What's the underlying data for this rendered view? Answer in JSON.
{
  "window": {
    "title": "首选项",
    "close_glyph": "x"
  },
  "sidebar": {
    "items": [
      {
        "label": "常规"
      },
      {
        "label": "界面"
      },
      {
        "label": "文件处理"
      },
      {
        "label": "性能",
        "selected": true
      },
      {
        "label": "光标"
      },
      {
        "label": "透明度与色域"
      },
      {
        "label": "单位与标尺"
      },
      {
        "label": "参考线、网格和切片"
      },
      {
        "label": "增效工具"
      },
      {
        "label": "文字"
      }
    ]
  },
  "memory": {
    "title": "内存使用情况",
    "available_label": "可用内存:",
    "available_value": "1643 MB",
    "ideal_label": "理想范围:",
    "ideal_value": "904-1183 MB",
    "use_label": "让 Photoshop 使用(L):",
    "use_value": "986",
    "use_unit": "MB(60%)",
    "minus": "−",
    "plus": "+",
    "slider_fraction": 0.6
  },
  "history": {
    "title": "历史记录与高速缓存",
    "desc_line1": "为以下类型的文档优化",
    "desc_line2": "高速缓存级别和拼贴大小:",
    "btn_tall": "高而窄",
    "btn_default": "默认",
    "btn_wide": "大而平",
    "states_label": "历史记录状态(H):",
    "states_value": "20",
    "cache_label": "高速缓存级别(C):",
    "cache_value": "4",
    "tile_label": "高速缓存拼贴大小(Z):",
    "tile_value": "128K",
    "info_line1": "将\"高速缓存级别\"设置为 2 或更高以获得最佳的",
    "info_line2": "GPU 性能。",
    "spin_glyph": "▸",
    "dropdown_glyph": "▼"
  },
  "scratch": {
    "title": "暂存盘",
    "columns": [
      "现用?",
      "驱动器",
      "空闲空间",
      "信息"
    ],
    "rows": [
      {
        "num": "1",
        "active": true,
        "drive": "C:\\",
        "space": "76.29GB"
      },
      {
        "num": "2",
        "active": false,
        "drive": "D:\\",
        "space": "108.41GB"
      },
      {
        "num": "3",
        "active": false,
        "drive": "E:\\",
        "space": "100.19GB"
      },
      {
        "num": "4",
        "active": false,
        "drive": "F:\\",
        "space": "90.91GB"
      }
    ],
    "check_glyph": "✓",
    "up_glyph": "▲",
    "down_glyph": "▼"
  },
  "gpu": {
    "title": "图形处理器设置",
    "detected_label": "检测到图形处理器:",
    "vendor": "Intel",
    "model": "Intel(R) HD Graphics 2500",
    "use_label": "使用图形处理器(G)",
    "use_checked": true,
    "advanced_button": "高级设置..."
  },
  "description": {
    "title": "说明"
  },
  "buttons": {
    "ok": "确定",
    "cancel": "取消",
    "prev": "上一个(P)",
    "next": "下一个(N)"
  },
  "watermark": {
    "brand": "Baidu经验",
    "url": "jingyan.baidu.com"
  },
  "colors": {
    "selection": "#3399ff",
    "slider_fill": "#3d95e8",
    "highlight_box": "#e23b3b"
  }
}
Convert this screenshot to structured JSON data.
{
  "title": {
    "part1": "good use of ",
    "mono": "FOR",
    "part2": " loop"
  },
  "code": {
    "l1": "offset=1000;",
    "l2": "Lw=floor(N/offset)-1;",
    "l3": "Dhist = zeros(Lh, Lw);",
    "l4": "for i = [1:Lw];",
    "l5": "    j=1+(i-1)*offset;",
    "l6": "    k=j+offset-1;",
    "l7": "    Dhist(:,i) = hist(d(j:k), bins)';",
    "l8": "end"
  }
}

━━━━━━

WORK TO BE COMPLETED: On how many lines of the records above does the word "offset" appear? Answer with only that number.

TASK ANSWER: 4